* _Work item_:
Here are some records. Copy each one exactly.

^^^^

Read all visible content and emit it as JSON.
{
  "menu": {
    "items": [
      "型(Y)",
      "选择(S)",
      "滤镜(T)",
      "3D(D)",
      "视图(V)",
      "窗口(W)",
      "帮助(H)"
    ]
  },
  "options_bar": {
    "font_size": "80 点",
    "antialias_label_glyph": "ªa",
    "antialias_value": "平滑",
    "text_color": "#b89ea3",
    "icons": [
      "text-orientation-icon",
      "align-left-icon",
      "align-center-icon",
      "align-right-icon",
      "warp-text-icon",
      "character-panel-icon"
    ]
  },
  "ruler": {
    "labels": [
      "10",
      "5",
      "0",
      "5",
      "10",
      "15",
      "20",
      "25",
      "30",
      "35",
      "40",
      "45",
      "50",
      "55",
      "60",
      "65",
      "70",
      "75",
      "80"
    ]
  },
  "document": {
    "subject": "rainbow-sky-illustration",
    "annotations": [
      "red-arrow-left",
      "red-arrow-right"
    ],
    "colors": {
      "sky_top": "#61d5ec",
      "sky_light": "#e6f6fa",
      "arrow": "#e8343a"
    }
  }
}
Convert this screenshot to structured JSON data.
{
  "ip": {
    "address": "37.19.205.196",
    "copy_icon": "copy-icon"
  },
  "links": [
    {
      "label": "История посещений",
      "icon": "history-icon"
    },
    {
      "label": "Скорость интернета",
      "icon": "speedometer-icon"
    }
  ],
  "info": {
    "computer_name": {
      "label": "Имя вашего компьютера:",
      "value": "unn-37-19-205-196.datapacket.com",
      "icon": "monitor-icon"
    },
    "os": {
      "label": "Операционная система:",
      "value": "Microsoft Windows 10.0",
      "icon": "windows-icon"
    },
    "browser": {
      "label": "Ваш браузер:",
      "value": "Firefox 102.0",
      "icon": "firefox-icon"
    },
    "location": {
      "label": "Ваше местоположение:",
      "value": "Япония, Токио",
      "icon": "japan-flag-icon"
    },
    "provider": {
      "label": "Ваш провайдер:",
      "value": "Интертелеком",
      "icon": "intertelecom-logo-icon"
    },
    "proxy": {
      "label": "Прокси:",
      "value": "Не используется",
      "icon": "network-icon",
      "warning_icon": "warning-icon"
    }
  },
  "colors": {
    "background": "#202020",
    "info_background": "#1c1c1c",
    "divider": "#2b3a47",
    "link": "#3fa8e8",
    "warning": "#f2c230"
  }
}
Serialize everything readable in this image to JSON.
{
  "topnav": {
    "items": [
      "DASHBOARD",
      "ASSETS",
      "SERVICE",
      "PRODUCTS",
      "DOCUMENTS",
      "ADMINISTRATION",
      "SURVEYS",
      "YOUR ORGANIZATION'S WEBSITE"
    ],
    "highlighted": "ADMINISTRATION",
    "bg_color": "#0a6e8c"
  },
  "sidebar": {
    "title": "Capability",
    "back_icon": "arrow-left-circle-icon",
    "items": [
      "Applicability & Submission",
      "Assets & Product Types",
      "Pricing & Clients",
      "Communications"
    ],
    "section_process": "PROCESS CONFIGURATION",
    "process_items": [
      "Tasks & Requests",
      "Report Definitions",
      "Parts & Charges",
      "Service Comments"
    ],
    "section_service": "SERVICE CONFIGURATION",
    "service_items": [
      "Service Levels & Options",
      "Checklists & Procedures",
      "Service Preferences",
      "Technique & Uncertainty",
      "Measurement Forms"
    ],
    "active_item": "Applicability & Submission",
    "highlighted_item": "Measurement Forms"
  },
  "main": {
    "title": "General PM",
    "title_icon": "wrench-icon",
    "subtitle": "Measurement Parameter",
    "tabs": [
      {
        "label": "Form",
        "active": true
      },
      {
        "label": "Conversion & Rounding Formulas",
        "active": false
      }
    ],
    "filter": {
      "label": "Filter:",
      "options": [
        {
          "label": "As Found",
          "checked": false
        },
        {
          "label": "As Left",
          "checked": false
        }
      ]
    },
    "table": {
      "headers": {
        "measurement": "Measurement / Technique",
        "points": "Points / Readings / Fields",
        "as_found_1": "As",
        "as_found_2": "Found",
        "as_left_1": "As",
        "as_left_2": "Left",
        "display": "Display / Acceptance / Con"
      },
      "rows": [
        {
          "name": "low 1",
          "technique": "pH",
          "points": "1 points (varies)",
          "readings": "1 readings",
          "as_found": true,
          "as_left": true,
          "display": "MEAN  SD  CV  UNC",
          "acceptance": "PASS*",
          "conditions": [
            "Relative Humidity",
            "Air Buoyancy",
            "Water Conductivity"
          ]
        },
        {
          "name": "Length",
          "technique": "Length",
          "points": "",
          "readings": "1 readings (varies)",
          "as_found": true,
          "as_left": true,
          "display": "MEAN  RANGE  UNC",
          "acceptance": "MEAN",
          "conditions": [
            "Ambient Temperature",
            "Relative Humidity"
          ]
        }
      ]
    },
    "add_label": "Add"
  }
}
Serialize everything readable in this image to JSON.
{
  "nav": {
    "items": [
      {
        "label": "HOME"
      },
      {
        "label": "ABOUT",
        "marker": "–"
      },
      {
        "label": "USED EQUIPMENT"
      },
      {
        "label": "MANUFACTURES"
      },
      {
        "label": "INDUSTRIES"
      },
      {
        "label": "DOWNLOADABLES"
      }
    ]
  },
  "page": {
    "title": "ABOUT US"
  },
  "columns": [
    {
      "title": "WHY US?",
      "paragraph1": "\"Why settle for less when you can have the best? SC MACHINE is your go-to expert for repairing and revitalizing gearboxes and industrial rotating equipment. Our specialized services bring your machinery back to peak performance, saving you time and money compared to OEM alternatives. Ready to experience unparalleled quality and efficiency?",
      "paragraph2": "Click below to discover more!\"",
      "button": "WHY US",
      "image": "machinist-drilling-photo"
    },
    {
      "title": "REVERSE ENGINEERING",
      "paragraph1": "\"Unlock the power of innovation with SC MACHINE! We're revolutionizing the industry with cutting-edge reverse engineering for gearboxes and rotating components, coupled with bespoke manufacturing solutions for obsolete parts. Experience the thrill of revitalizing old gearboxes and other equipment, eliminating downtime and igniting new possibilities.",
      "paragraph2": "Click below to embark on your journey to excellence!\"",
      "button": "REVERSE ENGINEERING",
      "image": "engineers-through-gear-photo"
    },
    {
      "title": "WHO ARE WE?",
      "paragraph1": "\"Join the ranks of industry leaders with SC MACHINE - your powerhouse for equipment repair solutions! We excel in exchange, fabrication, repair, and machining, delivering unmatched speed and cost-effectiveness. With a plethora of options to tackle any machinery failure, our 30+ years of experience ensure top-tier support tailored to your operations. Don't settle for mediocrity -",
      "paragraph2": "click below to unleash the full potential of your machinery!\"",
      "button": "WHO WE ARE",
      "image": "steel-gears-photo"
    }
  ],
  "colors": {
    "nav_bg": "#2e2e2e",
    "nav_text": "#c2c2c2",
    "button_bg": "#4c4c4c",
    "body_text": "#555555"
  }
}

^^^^

* _Finished task_:
Read all visible content and emit it as JSON.
{
  "menu": {
    "items": [
      "型(Y)",
      "选择(S)",
      "滤镜(T)",
      "3D(D)",
      "视图(V)",
      "窗口(W)",
      "帮助(H)"
    ]
  },
  "options_bar": {
    "font_size": "80 点",
    "antialias_label_glyph": "ªa",
    "antialias_value": "平滑",
    "text_color": "#b89ea3",
    "icons": [
      "text-orientation-icon",
      "align-left-icon",
      "align-center-icon",
      "align-right-icon",
      "warp-text-icon",
      "character-panel-icon"
    ]
  },
  "ruler": {
    "labels": [
      "10",
      "5",
      "0",
      "5",
      "10",
      "15",
      "20",
      "25",
      "30",
      "35",
      "40",
      "45",
      "50",
      "55",
      "60",
      "65",
      "70",
      "75",
      "80"
    ]
  },
  "document": {
    "subject": "rainbow-sky-illustration",
    "annotations": [
      "red-arrow-left",
      "red-arrow-right"
    ],
    "colors": {
      "sky_top": "#61d5ec",
      "sky_light": "#e6f6fa",
      "arrow": "#e8343a"
    }
  }
}
Convert this screenshot to structured JSON data.
{
  "ip": {
    "address": "37.19.205.196",
    "copy_icon": "copy-icon"
  },
  "links": [
    {
      "label": "История посещений",
      "icon": "history-icon"
    },
    {
      "label": "Скорость интернета",
      "icon": "speedometer-icon"
    }
  ],
  "info": {
    "computer_name": {
      "label": "Имя вашего компьютера:",
      "value": "unn-37-19-205-196.datapacket.com",
      "icon": "monitor-icon"
    },
    "os": {
      "label": "Операционная система:",
      "value": "Microsoft Windows 10.0",
      "icon": "windows-icon"
    },
    "browser": {
      "label": "Ваш браузер:",
      "value": "Firefox 102.0",
      "icon": "firefox-icon"
    },
    "location": {
      "label": "Ваше местоположение:",
      "value": "Япония, Токио",
      "icon": "japan-flag-icon"
    },
    "provider": {
      "label": "Ваш провайдер:",
      "value": "Интертелеком",
      "icon": "intertelecom-logo-icon"
    },
    "proxy": {
      "label": "Прокси:",
      "value": "Не используется",
      "icon": "network-icon",
      "warning_icon": "warning-icon"
    }
  },
  "colors": {
    "background": "#202020",
    "info_background": "#1c1c1c",
    "divider": "#2b3a47",
    "link": "#3fa8e8",
    "warning": "#f2c230"
  }
}
Serialize everything readable in this image to JSON.
{
  "topnav": {
    "items": [
      "DASHBOARD",
      "ASSETS",
      "SERVICE",
      "PRODUCTS",
      "DOCUMENTS",
      "ADMINISTRATION",
      "SURVEYS",
      "YOUR ORGANIZATION'S WEBSITE"
    ],
    "highlighted": "ADMINISTRATION",
    "bg_color": "#0a6e8c"
  },
  "sidebar": {
    "title": "Capability",
    "back_icon": "arrow-left-circle-icon",
    "items": [
      "Applicability & Submission",
      "Assets & Product Types",
      "Pricing & Clients",
      "Communications"
    ],
    "section_process": "PROCESS CONFIGURATION",
    "process_items": [
      "Tasks & Requests",
      "Report Definitions",
      "Parts & Charges",
      "Service Comments"
    ],
    "section_service": "SERVICE CONFIGURATION",
    "service_items": [
      "Service Levels & Options",
      "Checklists & Procedures",
      "Service Preferences",
      "Technique & Uncertainty",
      "Measurement Forms"
    ],
    "active_item": "Applicability & Submission",
    "highlighted_item": "Measurement Forms"
  },
  "main": {
    "title": "General PM",
    "title_icon": "wrench-icon",
    "subtitle": "Measurement Parameter",
    "tabs": [
      {
        "label": "Form",
        "active": true
      },
      {
        "label": "Conversion & Rounding Formulas",
        "active": false
      }
    ],
    "filter": {
      "label": "Filter:",
      "options": [
        {
          "label": "As Found",
          "checked": false
        },
        {
          "label": "As Left",
          "checked": false
        }
      ]
    },
    "table": {
      "headers": {
        "measurement": "Measurement / Technique",
        "points": "Points / Readings / Fields",
        "as_found_1": "As",
        "as_found_2": "Found",
        "as_left_1": "As",
        "as_left_2": "Left",
        "display": "Display / Acceptance / Con"
      },
      "rows": [
        {
          "name": "low 1",
          "technique": "pH",
          "points": "1 points (varies)",
          "readings": "1 readings",
          "as_found": true,
          "as_left": true,
          "display": "MEAN  SD  CV  UNC",
          "acceptance": "PASS*",
          "conditions": [
            "Relative Humidity",
            "Air Buoyancy",
            "Water Conductivity"
          ]
        },
        {
          "name": "Length",
          "technique": "Length",
          "points": "",
          "readings": "1 readings (varies)",
          "as_found": true,
          "as_left": true,
          "display": "MEAN  RANGE  UNC",
          "acceptance": "MEAN",
          "conditions": [
            "Ambient Temperature",
            "Relative Humidity"
          ]
        }
      ]
    },
    "add_label": "Add"
  }
}
Serialize everything readable in this image to JSON.
{
  "nav": {
    "items": [
      {
        "label": "HOME"
      },
      {
        "label": "ABOUT",
        "marker": "–"
      },
      {
        "label": "USED EQUIPMENT"
      },
      {
        "label": "MANUFACTURES"
      },
      {
        "label": "INDUSTRIES"
      },
      {
        "label": "DOWNLOADABLES"
      }
    ]
  },
  "page": {
    "title": "ABOUT US"
  },
  "columns": [
    {
      "title": "WHY US?",
      "paragraph1": "\"Why settle for less when you can have the best? SC MACHINE is your go-to expert for repairing and revitalizing gearboxes and industrial rotating equipment. Our specialized services bring your machinery back to peak performance, saving you time and money compared to OEM alternatives. Ready to experience unparalleled quality and efficiency?",
      "paragraph2": "Click below to discover more!\"",
      "button": "WHY US",
      "image": "machinist-drilling-photo"
    },
    {
      "title": "REVERSE ENGINEERING",
      "paragraph1": "\"Unlock the power of innovation with SC MACHINE! We're revolutionizing the industry with cutting-edge reverse engineering for gearboxes and rotating components, coupled with bespoke manufacturing solutions for obsolete parts. Experience the thrill of revitalizing old gearboxes and other equipment, eliminating downtime and igniting new possibilities.",
      "paragraph2": "Click below to embark on your journey to excellence!\"",
      "button": "REVERSE ENGINEERING",
      "image": "engineers-through-gear-photo"
    },
    {
      "title": "WHO ARE WE?",
      "paragraph1": "\"Join the ranks of industry leaders with SC MACHINE - your powerhouse for equipment repair solutions! We excel in exchange, fabrication, repair, and machining, delivering unmatched speed and cost-effectiveness. With a plethora of options to tackle any machinery failure, our 30+ years of experience ensure top-tier support tailored to your operations. Don't settle for mediocrity -",
      "paragraph2": "click below to unleash the full potential of your machinery!\"",
      "button": "WHO WE ARE",
      "image": "steel-gears-photo"
    }
  ],
  "colors": {
    "nav_bg": "#2e2e2e",
    "nav_text": "#c2c2c2",
    "button_bg": "#4c4c4c",
    "body_text": "#555555"
  }
}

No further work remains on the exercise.